START DATA FOR THIS TASK

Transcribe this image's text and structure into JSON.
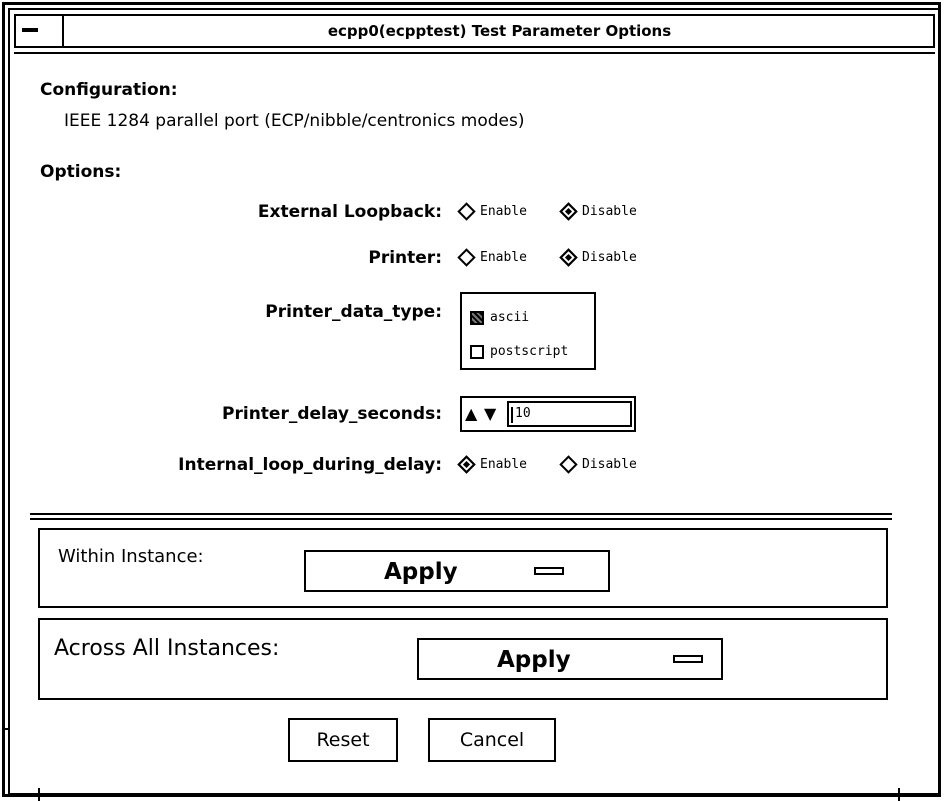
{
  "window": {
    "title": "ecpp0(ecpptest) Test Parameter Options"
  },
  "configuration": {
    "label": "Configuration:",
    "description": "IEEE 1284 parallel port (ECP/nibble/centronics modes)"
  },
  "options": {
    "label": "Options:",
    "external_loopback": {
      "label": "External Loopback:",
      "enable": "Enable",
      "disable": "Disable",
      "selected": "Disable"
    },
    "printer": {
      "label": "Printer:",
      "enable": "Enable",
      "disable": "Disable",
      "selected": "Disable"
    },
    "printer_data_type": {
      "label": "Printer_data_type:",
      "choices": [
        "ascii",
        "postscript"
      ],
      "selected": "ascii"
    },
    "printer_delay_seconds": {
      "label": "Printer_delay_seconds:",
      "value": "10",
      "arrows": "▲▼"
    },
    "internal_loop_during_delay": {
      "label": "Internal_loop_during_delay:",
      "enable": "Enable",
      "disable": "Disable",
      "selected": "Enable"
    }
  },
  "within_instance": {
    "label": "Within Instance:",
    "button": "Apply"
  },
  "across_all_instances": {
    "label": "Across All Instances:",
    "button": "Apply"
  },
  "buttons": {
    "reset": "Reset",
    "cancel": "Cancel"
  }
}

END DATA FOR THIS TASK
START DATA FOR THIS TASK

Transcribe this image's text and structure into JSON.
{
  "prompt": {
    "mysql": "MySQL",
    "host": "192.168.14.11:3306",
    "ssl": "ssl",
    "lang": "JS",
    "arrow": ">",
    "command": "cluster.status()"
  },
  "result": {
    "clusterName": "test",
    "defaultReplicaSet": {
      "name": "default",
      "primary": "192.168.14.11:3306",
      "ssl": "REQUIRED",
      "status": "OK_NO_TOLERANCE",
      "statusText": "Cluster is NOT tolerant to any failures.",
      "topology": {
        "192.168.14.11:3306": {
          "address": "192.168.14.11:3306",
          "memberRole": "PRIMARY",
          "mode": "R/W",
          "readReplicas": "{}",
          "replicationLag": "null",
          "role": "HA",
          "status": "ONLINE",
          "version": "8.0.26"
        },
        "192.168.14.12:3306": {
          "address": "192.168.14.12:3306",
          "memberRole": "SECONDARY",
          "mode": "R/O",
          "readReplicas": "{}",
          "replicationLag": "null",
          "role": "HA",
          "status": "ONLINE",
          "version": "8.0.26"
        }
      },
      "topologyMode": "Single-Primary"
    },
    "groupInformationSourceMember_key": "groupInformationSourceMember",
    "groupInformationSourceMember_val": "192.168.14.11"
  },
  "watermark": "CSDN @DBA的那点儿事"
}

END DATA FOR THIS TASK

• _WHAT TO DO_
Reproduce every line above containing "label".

• _RESPONSE AREA_
    "label": "Configuration:",
    "label": "Options:",
      "label": "External Loopback:",
      "label": "Printer:",
      "label": "Printer_data_type:",
      "label": "Printer_delay_seconds:",
      "label": "Internal_loop_during_delay:",
    "label": "Within Instance:",
    "label": "Across All Instances:",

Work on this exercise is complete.